Please retype all the data below exactly, line for line.
━━━ Extracted information
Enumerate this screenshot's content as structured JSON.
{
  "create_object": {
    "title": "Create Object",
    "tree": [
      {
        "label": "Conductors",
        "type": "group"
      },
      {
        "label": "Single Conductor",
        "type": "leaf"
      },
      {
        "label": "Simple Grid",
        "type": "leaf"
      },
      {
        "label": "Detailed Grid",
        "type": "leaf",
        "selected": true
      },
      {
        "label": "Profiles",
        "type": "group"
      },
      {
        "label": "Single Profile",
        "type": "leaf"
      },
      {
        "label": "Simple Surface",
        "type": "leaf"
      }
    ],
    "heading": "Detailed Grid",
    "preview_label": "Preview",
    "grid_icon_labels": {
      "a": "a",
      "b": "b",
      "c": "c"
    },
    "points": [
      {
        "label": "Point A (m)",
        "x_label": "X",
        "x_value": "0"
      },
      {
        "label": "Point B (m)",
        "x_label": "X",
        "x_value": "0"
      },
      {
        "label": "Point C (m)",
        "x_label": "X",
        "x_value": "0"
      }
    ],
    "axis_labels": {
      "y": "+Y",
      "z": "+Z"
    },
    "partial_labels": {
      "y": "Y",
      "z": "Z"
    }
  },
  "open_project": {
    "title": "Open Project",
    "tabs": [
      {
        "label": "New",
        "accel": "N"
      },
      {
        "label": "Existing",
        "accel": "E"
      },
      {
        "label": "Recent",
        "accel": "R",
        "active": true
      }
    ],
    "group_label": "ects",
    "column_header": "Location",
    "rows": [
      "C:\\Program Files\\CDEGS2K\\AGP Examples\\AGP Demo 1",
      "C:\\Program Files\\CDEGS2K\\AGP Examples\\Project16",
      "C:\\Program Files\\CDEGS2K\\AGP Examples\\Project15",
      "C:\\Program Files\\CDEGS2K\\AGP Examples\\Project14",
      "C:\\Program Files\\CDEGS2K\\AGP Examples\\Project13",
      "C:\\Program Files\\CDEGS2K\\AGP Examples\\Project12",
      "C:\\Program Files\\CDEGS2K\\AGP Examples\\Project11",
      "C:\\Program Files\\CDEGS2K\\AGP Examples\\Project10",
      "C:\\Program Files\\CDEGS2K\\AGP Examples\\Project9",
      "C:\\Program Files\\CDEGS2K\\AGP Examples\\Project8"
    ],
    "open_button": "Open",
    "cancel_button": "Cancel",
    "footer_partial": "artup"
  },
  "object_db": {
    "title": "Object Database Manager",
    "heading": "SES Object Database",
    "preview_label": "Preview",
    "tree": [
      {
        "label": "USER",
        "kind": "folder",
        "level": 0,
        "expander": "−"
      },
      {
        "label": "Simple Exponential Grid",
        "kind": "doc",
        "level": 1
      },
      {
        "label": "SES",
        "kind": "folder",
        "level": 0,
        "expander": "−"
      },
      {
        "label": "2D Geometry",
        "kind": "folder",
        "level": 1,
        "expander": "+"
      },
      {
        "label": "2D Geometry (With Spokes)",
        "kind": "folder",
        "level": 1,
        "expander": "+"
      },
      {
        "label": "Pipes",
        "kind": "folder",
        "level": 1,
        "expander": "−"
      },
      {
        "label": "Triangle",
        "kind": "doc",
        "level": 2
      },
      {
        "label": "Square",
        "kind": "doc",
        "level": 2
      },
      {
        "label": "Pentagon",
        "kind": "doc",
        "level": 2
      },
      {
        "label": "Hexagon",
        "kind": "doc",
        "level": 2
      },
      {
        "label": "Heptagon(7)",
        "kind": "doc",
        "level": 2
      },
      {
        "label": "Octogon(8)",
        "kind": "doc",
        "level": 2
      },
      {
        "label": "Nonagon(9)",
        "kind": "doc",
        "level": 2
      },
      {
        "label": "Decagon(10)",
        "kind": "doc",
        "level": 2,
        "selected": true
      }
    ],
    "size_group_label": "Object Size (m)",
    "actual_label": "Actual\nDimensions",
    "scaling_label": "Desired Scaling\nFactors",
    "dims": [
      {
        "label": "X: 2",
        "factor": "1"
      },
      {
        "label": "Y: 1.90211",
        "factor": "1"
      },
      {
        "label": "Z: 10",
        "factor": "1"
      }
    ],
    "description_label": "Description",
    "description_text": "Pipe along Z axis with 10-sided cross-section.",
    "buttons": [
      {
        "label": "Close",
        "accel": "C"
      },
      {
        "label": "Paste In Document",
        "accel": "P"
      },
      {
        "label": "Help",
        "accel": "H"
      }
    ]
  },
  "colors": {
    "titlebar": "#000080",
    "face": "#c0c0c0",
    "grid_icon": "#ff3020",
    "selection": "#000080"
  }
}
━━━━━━
» **Output of the task**
Enumerate this screenshot's content as structured JSON.
{
  "create_object": {
    "title": "Create Object",
    "tree": [
      {
        "label": "Conductors",
        "type": "group"
      },
      {
        "label": "Single Conductor",
        "type": "leaf"
      },
      {
        "label": "Simple Grid",
        "type": "leaf"
      },
      {
        "label": "Detailed Grid",
        "type": "leaf",
        "selected": true
      },
      {
        "label": "Profiles",
        "type": "group"
      },
      {
        "label": "Single Profile",
        "type": "leaf"
      },
      {
        "label": "Simple Surface",
        "type": "leaf"
      }
    ],
    "heading": "Detailed Grid",
    "preview_label": "Preview",
    "grid_icon_labels": {
      "a": "a",
      "b": "b",
      "c": "c"
    },
    "points": [
      {
        "label": "Point A (m)",
        "x_label": "X",
        "x_value": "0"
      },
      {
        "label": "Point B (m)",
        "x_label": "X",
        "x_value": "0"
      },
      {
        "label": "Point C (m)",
        "x_label": "X",
        "x_value": "0"
      }
    ],
    "axis_labels": {
      "y": "+Y",
      "z": "+Z"
    },
    "partial_labels": {
      "y": "Y",
      "z": "Z"
    }
  },
  "open_project": {
    "title": "Open Project",
    "tabs": [
      {
        "label": "New",
        "accel": "N"
      },
      {
        "label": "Existing",
        "accel": "E"
      },
      {
        "label": "Recent",
        "accel": "R",
        "active": true
      }
    ],
    "group_label": "ects",
    "column_header": "Location",
    "rows": [
      "C:\\Program Files\\CDEGS2K\\AGP Examples\\AGP Demo 1",
      "C:\\Program Files\\CDEGS2K\\AGP Examples\\Project16",
      "C:\\Program Files\\CDEGS2K\\AGP Examples\\Project15",
      "C:\\Program Files\\CDEGS2K\\AGP Examples\\Project14",
      "C:\\Program Files\\CDEGS2K\\AGP Examples\\Project13",
      "C:\\Program Files\\CDEGS2K\\AGP Examples\\Project12",
      "C:\\Program Files\\CDEGS2K\\AGP Examples\\Project11",
      "C:\\Program Files\\CDEGS2K\\AGP Examples\\Project10",
      "C:\\Program Files\\CDEGS2K\\AGP Examples\\Project9",
      "C:\\Program Files\\CDEGS2K\\AGP Examples\\Project8"
    ],
    "open_button": "Open",
    "cancel_button": "Cancel",
    "footer_partial": "artup"
  },
  "object_db": {
    "title": "Object Database Manager",
    "heading": "SES Object Database",
    "preview_label": "Preview",
    "tree": [
      {
        "label": "USER",
        "kind": "folder",
        "level": 0,
        "expander": "−"
      },
      {
        "label": "Simple Exponential Grid",
        "kind": "doc",
        "level": 1
      },
      {
        "label": "SES",
        "kind": "folder",
        "level": 0,
        "expander": "−"
      },
      {
        "label": "2D Geometry",
        "kind": "folder",
        "level": 1,
        "expander": "+"
      },
      {
        "label": "2D Geometry (With Spokes)",
        "kind": "folder",
        "level": 1,
        "expander": "+"
      },
      {
        "label": "Pipes",
        "kind": "folder",
        "level": 1,
        "expander": "−"
      },
      {
        "label": "Triangle",
        "kind": "doc",
        "level": 2
      },
      {
        "label": "Square",
        "kind": "doc",
        "level": 2
      },
      {
        "label": "Pentagon",
        "kind": "doc",
        "level": 2
      },
      {
        "label": "Hexagon",
        "kind": "doc",
        "level": 2
      },
      {
        "label": "Heptagon(7)",
        "kind": "doc",
        "level": 2
      },
      {
        "label": "Octogon(8)",
        "kind": "doc",
        "level": 2
      },
      {
        "label": "Nonagon(9)",
        "kind": "doc",
        "level": 2
      },
      {
        "label": "Decagon(10)",
        "kind": "doc",
        "level": 2,
        "selected": true
      }
    ],
    "size_group_label": "Object Size (m)",
    "actual_label": "Actual\nDimensions",
    "scaling_label": "Desired Scaling\nFactors",
    "dims": [
      {
        "label": "X: 2",
        "factor": "1"
      },
      {
        "label": "Y: 1.90211",
        "factor": "1"
      },
      {
        "label": "Z: 10",
        "factor": "1"
      }
    ],
    "description_label": "Description",
    "description_text": "Pipe along Z axis with 10-sided cross-section.",
    "buttons": [
      {
        "label": "Close",
        "accel": "C"
      },
      {
        "label": "Paste In Document",
        "accel": "P"
      },
      {
        "label": "Help",
        "accel": "H"
      }
    ]
  },
  "colors": {
    "titlebar": "#000080",
    "face": "#c0c0c0",
    "grid_icon": "#ff3020",
    "selection": "#000080"
  }
}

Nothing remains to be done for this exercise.